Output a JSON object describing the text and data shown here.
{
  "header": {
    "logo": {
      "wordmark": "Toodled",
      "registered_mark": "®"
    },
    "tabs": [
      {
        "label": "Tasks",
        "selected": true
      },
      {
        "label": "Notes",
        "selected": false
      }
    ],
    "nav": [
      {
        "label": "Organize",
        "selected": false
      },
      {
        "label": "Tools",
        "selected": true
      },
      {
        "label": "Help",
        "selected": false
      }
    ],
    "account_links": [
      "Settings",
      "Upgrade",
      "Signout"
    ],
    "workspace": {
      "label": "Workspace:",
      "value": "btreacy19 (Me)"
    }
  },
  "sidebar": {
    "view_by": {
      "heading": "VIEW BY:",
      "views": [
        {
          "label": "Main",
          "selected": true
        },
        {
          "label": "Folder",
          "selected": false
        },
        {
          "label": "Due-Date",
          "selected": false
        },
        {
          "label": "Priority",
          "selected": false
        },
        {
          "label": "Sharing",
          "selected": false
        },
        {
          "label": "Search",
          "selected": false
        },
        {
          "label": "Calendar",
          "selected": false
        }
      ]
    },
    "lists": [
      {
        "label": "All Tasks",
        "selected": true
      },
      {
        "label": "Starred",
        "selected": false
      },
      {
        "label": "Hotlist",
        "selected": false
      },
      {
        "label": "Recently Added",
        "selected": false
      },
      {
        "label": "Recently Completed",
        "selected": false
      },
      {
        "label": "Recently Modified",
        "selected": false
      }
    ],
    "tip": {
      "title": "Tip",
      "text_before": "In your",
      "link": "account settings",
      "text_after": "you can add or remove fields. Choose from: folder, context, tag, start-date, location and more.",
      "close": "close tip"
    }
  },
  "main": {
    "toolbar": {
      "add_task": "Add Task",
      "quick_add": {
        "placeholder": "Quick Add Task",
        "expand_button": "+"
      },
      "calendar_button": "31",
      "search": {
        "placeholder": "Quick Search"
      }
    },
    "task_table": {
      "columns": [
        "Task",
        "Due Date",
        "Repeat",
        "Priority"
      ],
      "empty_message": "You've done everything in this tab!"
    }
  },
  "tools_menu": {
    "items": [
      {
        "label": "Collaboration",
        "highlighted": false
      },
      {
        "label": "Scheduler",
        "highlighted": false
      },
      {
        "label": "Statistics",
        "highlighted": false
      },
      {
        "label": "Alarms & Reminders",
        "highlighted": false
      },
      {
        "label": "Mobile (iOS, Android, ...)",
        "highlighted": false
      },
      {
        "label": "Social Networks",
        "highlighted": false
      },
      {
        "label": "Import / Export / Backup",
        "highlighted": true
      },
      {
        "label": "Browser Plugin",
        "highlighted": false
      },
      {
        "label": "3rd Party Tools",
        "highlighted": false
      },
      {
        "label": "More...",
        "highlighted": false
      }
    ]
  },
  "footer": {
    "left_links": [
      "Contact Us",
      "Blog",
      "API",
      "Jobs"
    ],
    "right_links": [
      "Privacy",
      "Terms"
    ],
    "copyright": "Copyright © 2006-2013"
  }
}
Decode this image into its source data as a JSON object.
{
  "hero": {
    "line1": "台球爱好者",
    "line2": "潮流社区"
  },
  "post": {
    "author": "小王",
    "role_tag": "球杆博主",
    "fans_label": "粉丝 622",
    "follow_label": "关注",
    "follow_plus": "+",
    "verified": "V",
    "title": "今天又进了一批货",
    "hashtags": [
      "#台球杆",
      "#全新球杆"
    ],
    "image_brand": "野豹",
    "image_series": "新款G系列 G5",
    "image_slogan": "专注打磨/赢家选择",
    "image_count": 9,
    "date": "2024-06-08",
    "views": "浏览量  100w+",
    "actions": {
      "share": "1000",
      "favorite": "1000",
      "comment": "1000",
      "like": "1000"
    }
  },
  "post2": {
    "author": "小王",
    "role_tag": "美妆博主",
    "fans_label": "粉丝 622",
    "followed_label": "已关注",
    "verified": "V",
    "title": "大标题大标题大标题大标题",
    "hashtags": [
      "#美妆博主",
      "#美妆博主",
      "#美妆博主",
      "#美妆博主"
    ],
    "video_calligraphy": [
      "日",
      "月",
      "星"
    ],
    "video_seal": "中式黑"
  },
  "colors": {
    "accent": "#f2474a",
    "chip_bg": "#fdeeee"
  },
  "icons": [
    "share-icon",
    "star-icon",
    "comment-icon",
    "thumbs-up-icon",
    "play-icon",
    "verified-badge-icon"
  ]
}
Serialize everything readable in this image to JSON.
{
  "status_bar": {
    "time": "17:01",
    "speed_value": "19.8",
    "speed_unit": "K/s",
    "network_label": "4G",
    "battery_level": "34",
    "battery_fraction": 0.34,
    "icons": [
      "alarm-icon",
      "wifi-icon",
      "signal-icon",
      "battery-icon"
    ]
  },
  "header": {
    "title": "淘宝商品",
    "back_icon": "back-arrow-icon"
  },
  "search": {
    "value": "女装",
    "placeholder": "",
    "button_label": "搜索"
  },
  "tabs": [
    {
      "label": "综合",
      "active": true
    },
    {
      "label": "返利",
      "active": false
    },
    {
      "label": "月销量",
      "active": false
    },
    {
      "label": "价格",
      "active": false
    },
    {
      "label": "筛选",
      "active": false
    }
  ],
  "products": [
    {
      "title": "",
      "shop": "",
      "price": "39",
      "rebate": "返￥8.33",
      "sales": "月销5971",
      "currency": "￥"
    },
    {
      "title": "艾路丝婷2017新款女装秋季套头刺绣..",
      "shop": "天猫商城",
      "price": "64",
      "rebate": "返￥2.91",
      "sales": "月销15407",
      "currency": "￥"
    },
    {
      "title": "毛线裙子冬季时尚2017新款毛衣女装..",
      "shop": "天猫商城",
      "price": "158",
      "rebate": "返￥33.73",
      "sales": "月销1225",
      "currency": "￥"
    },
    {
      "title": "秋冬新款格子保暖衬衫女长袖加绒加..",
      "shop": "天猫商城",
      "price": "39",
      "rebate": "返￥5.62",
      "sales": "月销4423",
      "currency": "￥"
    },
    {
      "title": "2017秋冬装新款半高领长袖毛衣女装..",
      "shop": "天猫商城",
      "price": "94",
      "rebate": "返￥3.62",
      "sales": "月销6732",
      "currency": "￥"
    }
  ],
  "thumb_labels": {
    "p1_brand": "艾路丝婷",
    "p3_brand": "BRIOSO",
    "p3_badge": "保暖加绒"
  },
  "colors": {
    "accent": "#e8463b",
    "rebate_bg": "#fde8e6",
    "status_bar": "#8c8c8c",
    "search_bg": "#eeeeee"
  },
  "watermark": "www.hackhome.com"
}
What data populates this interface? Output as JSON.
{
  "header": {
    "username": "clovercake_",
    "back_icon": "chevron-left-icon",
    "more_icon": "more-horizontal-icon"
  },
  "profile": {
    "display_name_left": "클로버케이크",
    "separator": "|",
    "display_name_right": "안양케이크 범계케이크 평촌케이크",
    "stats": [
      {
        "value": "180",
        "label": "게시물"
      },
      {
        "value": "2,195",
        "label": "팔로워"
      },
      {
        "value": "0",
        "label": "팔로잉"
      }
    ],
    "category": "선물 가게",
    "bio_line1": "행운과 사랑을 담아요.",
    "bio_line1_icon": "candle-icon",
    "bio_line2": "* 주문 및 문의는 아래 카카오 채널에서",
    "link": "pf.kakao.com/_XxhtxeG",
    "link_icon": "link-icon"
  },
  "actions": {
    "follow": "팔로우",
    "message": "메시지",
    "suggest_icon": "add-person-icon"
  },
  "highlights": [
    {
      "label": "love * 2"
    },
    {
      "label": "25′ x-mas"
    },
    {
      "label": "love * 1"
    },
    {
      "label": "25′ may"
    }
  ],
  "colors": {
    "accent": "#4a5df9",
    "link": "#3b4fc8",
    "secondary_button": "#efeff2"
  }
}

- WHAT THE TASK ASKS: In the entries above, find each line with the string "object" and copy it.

- TASK RESPONSE:
Output a JSON object describing the text and data shown here.
Decode this image into its source data as a JSON object.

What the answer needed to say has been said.